For each line below that contains the word "scheme", make a copy.

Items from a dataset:
+-------+

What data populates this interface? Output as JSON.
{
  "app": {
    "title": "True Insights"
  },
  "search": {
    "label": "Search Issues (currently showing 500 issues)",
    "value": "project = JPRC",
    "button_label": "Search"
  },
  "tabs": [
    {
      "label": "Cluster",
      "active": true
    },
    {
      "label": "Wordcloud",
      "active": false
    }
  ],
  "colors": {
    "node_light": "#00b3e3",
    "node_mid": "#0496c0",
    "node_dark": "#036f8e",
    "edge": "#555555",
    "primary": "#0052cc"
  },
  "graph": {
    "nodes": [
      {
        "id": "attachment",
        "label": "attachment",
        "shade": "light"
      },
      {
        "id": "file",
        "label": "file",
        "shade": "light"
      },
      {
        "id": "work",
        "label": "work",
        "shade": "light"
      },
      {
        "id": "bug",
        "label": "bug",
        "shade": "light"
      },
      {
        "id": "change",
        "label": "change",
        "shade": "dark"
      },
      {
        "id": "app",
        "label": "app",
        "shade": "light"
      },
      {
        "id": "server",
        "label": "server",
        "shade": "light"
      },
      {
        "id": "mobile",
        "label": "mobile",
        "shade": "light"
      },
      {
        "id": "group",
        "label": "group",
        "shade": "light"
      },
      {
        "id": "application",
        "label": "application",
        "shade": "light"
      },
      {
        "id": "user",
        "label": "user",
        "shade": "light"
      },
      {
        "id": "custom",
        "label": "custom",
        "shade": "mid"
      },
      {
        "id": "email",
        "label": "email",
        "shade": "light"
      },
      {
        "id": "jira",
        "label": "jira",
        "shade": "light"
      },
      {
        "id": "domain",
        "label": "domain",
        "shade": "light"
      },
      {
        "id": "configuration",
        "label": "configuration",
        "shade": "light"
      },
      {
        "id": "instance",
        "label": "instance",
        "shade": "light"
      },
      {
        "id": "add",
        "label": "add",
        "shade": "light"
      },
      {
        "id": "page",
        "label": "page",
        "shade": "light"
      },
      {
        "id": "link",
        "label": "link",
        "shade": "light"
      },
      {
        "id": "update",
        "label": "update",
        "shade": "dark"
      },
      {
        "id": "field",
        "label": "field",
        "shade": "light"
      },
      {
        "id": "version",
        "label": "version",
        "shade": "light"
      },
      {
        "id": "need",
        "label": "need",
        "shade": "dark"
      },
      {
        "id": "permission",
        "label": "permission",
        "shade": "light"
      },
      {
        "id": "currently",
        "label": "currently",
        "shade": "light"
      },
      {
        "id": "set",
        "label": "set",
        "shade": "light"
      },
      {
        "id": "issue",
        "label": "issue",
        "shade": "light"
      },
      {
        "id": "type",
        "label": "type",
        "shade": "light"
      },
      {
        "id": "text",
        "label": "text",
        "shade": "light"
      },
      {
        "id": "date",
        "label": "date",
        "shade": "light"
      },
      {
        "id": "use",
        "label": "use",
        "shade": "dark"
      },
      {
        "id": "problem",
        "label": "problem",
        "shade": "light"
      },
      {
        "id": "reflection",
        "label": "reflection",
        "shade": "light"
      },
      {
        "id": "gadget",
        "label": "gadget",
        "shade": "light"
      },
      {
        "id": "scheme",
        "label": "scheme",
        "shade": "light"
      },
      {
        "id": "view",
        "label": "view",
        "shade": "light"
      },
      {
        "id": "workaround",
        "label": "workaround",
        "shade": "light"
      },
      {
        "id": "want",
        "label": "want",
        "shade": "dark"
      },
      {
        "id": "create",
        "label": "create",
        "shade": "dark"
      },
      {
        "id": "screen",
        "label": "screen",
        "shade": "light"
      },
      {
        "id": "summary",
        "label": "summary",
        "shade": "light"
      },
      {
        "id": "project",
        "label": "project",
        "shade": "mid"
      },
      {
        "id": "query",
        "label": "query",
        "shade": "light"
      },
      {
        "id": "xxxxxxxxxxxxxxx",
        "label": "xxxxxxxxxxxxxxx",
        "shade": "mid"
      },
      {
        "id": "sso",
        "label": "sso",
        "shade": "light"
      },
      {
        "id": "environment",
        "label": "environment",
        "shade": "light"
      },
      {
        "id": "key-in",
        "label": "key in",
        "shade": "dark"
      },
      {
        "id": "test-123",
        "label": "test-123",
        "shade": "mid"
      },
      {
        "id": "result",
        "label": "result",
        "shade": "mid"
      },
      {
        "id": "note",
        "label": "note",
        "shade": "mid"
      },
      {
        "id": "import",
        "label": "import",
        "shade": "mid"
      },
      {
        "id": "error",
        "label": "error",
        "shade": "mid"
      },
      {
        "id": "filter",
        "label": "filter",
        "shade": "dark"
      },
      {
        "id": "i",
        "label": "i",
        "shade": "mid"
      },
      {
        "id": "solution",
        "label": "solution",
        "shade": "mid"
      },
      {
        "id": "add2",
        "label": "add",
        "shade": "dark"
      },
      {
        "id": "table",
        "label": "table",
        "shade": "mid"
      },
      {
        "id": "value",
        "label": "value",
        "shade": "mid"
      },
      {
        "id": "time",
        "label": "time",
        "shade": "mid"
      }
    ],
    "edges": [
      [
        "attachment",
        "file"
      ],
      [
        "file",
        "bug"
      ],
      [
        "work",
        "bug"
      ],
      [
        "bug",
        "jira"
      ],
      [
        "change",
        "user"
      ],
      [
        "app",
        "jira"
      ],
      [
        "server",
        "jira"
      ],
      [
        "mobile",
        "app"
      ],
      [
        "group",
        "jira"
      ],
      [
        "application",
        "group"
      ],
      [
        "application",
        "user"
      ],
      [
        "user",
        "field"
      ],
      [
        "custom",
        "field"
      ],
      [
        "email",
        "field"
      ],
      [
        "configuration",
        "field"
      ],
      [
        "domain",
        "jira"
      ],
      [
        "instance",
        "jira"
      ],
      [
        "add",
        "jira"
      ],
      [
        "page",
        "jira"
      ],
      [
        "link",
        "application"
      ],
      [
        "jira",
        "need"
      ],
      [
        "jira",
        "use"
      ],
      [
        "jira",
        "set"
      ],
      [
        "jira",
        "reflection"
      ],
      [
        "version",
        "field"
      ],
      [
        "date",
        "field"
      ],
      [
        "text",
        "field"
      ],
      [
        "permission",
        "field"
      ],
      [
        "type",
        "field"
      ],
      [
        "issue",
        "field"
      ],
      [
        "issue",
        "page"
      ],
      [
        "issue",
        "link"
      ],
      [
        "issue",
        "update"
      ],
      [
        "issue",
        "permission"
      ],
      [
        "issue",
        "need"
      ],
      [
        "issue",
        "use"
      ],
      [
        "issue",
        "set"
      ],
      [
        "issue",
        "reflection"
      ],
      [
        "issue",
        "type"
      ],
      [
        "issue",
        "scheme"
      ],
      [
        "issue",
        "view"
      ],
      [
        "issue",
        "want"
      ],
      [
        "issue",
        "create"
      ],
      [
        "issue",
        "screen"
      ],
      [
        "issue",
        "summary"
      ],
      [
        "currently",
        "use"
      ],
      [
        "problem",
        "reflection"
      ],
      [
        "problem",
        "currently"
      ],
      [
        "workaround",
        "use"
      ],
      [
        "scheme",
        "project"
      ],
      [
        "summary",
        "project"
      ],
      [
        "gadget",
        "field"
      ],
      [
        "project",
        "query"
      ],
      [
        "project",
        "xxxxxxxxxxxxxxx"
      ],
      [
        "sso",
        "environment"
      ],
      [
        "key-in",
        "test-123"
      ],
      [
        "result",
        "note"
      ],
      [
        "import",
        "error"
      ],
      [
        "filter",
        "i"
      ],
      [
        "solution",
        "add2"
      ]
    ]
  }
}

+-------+

Task output:
        "id": "scheme",
        "label": "scheme",
        "scheme"
        "scheme",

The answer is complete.